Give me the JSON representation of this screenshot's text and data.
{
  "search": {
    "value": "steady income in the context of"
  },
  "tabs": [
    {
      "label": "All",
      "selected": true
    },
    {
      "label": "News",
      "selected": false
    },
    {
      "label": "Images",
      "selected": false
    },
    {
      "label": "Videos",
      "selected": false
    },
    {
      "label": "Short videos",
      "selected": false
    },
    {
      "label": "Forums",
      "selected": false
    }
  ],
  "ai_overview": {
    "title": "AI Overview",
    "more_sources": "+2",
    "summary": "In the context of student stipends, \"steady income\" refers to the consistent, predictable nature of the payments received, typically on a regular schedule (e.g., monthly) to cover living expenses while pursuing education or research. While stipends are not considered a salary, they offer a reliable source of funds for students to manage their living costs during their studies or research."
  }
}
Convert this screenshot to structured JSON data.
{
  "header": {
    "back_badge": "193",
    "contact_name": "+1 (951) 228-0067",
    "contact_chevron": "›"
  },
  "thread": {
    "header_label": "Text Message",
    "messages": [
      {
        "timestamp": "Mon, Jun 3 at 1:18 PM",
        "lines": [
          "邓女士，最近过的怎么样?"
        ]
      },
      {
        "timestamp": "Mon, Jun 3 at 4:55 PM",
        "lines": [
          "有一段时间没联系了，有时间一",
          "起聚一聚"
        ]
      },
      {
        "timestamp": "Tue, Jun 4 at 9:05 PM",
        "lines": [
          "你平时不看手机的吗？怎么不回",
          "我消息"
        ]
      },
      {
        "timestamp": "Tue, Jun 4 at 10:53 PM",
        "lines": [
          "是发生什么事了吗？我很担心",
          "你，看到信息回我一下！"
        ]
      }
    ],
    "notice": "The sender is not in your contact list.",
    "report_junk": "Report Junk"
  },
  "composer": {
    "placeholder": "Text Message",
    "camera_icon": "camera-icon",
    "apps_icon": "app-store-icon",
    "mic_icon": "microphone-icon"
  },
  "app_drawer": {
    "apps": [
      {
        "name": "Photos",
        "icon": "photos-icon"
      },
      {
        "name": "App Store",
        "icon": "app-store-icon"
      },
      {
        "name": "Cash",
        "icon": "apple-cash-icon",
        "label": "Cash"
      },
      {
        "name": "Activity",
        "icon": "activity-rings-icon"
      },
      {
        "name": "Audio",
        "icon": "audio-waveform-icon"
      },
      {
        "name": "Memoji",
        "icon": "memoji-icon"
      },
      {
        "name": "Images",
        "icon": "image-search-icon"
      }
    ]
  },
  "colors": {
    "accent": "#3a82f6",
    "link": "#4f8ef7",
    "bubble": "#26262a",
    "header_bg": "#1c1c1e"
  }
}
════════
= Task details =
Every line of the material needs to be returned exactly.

= Solution to the problem =
Give me the JSON representation of this screenshot's text and data.
{
  "search": {
    "value": "steady income in the context of"
  },
  "tabs": [
    {
      "label": "All",
      "selected": true
    },
    {
      "label": "News",
      "selected": false
    },
    {
      "label": "Images",
      "selected": false
    },
    {
      "label": "Videos",
      "selected": false
    },
    {
      "label": "Short videos",
      "selected": false
    },
    {
      "label": "Forums",
      "selected": false
    }
  ],
  "ai_overview": {
    "title": "AI Overview",
    "more_sources": "+2",
    "summary": "In the context of student stipends, \"steady income\" refers to the consistent, predictable nature of the payments received, typically on a regular schedule (e.g., monthly) to cover living expenses while pursuing education or research. While stipends are not considered a salary, they offer a reliable source of funds for students to manage their living costs during their studies or research."
  }
}
Convert this screenshot to structured JSON data.
{
  "header": {
    "back_badge": "193",
    "contact_name": "+1 (951) 228-0067",
    "contact_chevron": "›"
  },
  "thread": {
    "header_label": "Text Message",
    "messages": [
      {
        "timestamp": "Mon, Jun 3 at 1:18 PM",
        "lines": [
          "邓女士，最近过的怎么样?"
        ]
      },
      {
        "timestamp": "Mon, Jun 3 at 4:55 PM",
        "lines": [
          "有一段时间没联系了，有时间一",
          "起聚一聚"
        ]
      },
      {
        "timestamp": "Tue, Jun 4 at 9:05 PM",
        "lines": [
          "你平时不看手机的吗？怎么不回",
          "我消息"
        ]
      },
      {
        "timestamp": "Tue, Jun 4 at 10:53 PM",
        "lines": [
          "是发生什么事了吗？我很担心",
          "你，看到信息回我一下！"
        ]
      }
    ],
    "notice": "The sender is not in your contact list.",
    "report_junk": "Report Junk"
  },
  "composer": {
    "placeholder": "Text Message",
    "camera_icon": "camera-icon",
    "apps_icon": "app-store-icon",
    "mic_icon": "microphone-icon"
  },
  "app_drawer": {
    "apps": [
      {
        "name": "Photos",
        "icon": "photos-icon"
      },
      {
        "name": "App Store",
        "icon": "app-store-icon"
      },
      {
        "name": "Cash",
        "icon": "apple-cash-icon",
        "label": "Cash"
      },
      {
        "name": "Activity",
        "icon": "activity-rings-icon"
      },
      {
        "name": "Audio",
        "icon": "audio-waveform-icon"
      },
      {
        "name": "Memoji",
        "icon": "memoji-icon"
      },
      {
        "name": "Images",
        "icon": "image-search-icon"
      }
    ]
  },
  "colors": {
    "accent": "#3a82f6",
    "link": "#4f8ef7",
    "bubble": "#26262a",
    "header_bg": "#1c1c1e"
  }
}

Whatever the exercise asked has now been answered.